The featured artists lives were touched by suicide. Some talked about dealing with their own thoughts, others of family/friends contemplation or completion of suicide.
One speaker, Doug, talked about his friend, Ron, (3:32) having thoughts of suicide. He described his friend as a “very strong person…very warm heart, very kind, very giving, but he doesn’t see that in himself. Here’s this…shiny happy person on the outside, but there’s a lot of darkness and turmoil going on within him.” This was my experience of Dave. I’m attracted and others are too, to Dave’s Continue reading →
Dave and I through the years have both struggled with the question –Should I stay? Should I Go?
There have been a few critical pieces that contributed to us staying together, 1) our Christian faith and values 2) engaging in couple’s therapy and 3) engaging in individual therapy. By engagement I mean taking to heart what we learned about ourselves, each other and our relationship style; applying strategies; taking risks to do new things; bottom line–doing the hard work to change things for the better.
I just wish we got help sooner. By waiting until we desperately needed help, our marriage had Continue reading →
Note: If you are dealing with a possible suicidal person–seek professional help for example, call a suicide-crisis hotline, take the person to an emergency room, or call 911. This post is an account of a day in my life. It is not meant as a substitute for a professional advice.
It’s almost been a year since my husband Dave’s most recent serious attempt.
One afternoon last summer I picked up Dave after he finished work. Waiting in his office I noticed marks Continue reading →
At a staff meeting my boss shared news that shocked the entire staff. I couldn’t breathe.
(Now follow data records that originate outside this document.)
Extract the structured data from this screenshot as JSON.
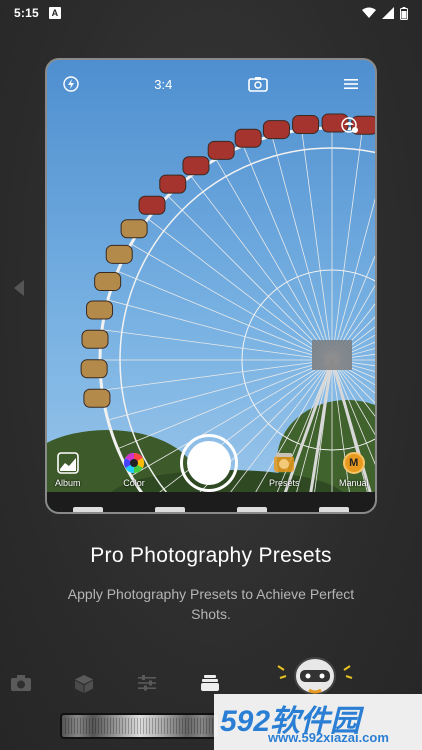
{
  "status_bar": {
    "time": "5:15",
    "notification_letter": "A"
  },
  "camera": {
    "aspect_ratio": "3:4",
    "tools": {
      "album": "Album",
      "color": "Color",
      "presets": "Presets",
      "manual": "Manual",
      "manual_badge": "M"
    }
  },
  "content": {
    "title": "Pro Photography Presets",
    "subtitle": "Apply Photography Presets to Achieve Perfect Shots."
  },
  "watermark": {
    "brand": "592软件园",
    "url": "www.592xiazai.com"
  },
  "colors": {
    "accent_orange": "#e79a1f",
    "sky": "#6aa6dc",
    "watermark_blue": "#2a7fd4"
  },
  "icons": [
    "flash-off-icon",
    "flip-camera-icon",
    "menu-icon",
    "ai-tune-icon",
    "album-icon",
    "color-wheel-icon",
    "presets-icon",
    "manual-icon",
    "camera-tab-icon",
    "cube-tab-icon",
    "sliders-tab-icon",
    "layers-tab-icon"
  ]
}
I took deep breaths–but my lungs felt void of air. The room felt heavy, somber. Tears filled my eyes rolling down my cheeks. My boss looked at me, knowing my background and said, “looks like that hit a nerve.” I nodded and said I was okay. She shared her own worries.
I continued to tell myself to take deep breaths. My air supply returned and I stopped tearing. The staff meeting continued as usual. My throat tightened as I commanded myself not to cry, not to feel. Continue reading →
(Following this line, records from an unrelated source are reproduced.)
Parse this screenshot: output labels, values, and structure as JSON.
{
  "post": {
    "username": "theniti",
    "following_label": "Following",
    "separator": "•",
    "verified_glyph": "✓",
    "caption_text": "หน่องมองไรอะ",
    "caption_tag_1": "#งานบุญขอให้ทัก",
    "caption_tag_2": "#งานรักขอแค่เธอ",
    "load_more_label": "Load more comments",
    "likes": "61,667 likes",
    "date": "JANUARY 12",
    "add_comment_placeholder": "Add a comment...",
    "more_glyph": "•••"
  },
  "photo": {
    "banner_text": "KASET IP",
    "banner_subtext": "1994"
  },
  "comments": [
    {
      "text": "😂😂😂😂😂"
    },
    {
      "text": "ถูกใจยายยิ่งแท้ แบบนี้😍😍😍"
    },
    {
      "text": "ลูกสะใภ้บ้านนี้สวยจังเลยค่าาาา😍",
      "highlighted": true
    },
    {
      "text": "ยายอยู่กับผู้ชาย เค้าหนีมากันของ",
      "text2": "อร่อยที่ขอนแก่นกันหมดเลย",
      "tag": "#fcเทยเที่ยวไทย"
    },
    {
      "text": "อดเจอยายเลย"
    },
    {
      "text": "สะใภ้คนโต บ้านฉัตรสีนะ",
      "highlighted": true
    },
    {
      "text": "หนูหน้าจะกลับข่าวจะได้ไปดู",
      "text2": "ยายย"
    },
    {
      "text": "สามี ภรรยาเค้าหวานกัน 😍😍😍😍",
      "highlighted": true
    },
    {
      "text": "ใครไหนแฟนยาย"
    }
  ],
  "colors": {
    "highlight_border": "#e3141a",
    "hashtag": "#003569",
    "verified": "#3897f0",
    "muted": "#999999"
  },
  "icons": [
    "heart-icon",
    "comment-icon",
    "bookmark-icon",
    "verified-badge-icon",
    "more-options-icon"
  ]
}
It’s June 2nd. Wow! The 6th year anniversary of my husband Dave’s first attempt has come and gone. (I’ve been posting about my experiences after his first attempt in the “aftermath” thread).
The significance–this is the first year that I didn’t count down to the anniversary date. Instead in the month of May I counted down to my daughter Beth’s 12th birthday. I enjoyed Mother’s day. I mapped out and watched for Beth’s end of school events.
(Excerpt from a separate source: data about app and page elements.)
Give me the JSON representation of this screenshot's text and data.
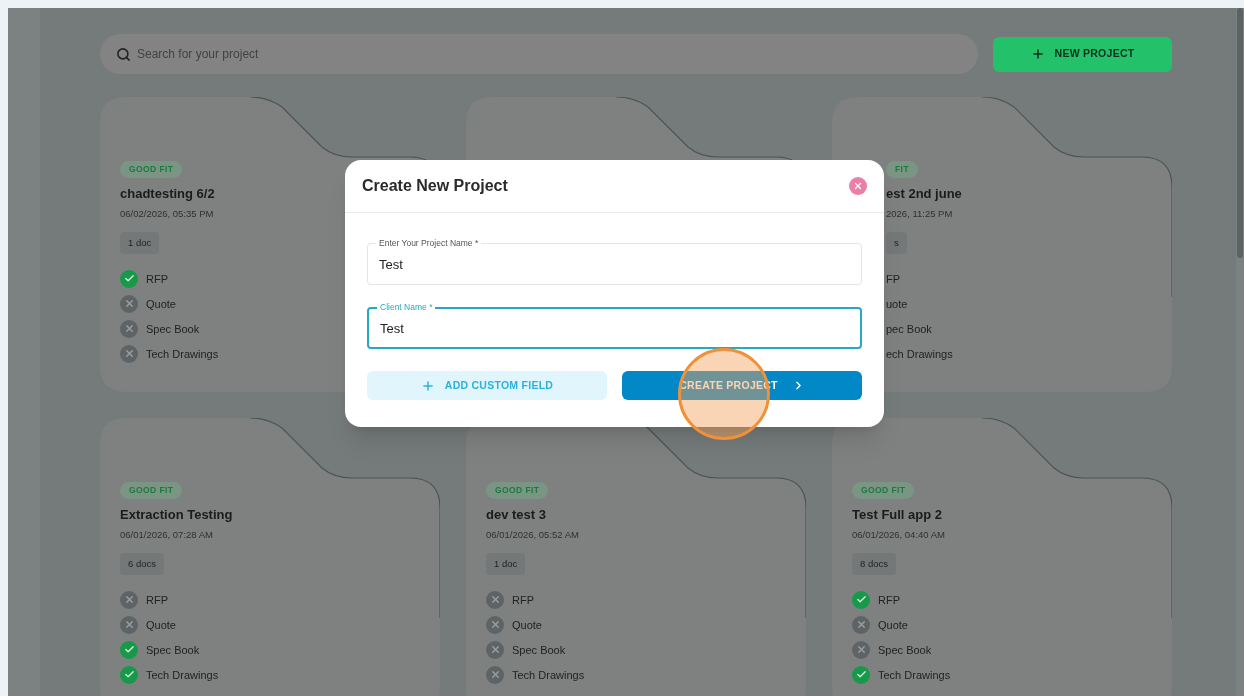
{
  "search": {
    "placeholder": "Search for your project"
  },
  "new_project_button": {
    "label": "NEW PROJECT"
  },
  "projects": [
    {
      "kind": "card",
      "badge": "GOOD FIT",
      "title": "chadtesting 6/2",
      "date": "06/02/2026, 05:35 PM",
      "docs": "1 doc",
      "items": [
        {
          "label": "RFP",
          "checked": true
        },
        {
          "label": "Quote",
          "checked": false
        },
        {
          "label": "Spec Book",
          "checked": false
        },
        {
          "label": "Tech Drawings",
          "checked": false
        }
      ]
    },
    {
      "kind": "hidden"
    },
    {
      "kind": "clipped",
      "badge": "FIT",
      "title": "est 2nd june",
      "date": "2026, 11:25 PM",
      "docs": "s",
      "items": [
        {
          "label": "FP"
        },
        {
          "label": "uote"
        },
        {
          "label": "pec Book"
        },
        {
          "label": "ech Drawings"
        }
      ]
    },
    {
      "kind": "card",
      "badge": "GOOD FIT",
      "title": "Extraction Testing",
      "date": "06/01/2026, 07:28 AM",
      "docs": "6 docs",
      "items": [
        {
          "label": "RFP",
          "checked": false
        },
        {
          "label": "Quote",
          "checked": false
        },
        {
          "label": "Spec Book",
          "checked": true
        },
        {
          "label": "Tech Drawings",
          "checked": true
        }
      ]
    },
    {
      "kind": "card",
      "badge": "GOOD FIT",
      "title": "dev test 3",
      "date": "06/01/2026, 05:52 AM",
      "docs": "1 doc",
      "items": [
        {
          "label": "RFP",
          "checked": false
        },
        {
          "label": "Quote",
          "checked": false
        },
        {
          "label": "Spec Book",
          "checked": false
        },
        {
          "label": "Tech Drawings",
          "checked": false
        }
      ]
    },
    {
      "kind": "card",
      "badge": "GOOD FIT",
      "title": "Test Full app 2",
      "date": "06/01/2026, 04:40 AM",
      "docs": "8 docs",
      "items": [
        {
          "label": "RFP",
          "checked": true
        },
        {
          "label": "Quote",
          "checked": false
        },
        {
          "label": "Spec Book",
          "checked": false
        },
        {
          "label": "Tech Drawings",
          "checked": true
        }
      ]
    }
  ],
  "dialog": {
    "title": "Create New Project",
    "fields": [
      {
        "label": "Enter Your Project Name *",
        "value": "Test",
        "focused": false
      },
      {
        "label": "Client Name *",
        "value": "Test",
        "focused": true
      }
    ],
    "buttons": [
      {
        "kind": "secondary",
        "label": "ADD CUSTOM FIELD"
      },
      {
        "kind": "primary",
        "label": "CREATE PROJECT"
      }
    ]
  }
}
I lived life.
Life’s going well for us.
1) Dave’s taking his anti-depressant medication consistently. He really is a different person off of it or maybe withdrawing from it. Edgier. Irritable. Irascible. In both attempts he went off his meds. Continue reading →
Dave’s checking out today. It’s unclear to me if he’ll be coming home with me or if he’s going to stay with his sister. His sister told him on a visit that instead of ending it all (’cause he’s living with me) he should just come and live with her.
As we walk out, Dave said he’s optimistic. He’s had time to think. He’s glad to be alive.
I recently attended an art therapy training. I expected a sterile presentation on therapeutic sentence stems for client’s to project on.
Instead an artist–in the deepest, profoundest definition of that word–stood before me. Art is Esther Wilhelm’s medium to express her life story, her life story penetrating every line, color, selected item, and word of her pieces.
(Here’s a link to Esther Wilhelm’s story http://www.youtube.com/watch?v=WljH6-gBFEg)
Esther’s story was both vulnerable and powerful. Esther apologized for her tears explaining Continue reading →
Dave’s placed on a 3-day observational hold in a behavioral health inpatient facility. In his hospital gown, Dave walks out of the hospital into the ambulance.
I follow the ambulance to the facility. I sign in as a visitor and clip a visitor’s tag on. An aid unlocks the doors for me to enter. Dave‘s weighed, and his blood pressure’s taken. He fills out consent/intake forms. A staff member tells me to come back later during visiting hours. I check the schedule and realize that there’s not much time to visit–just a half hour after lunch and two hours in the evening.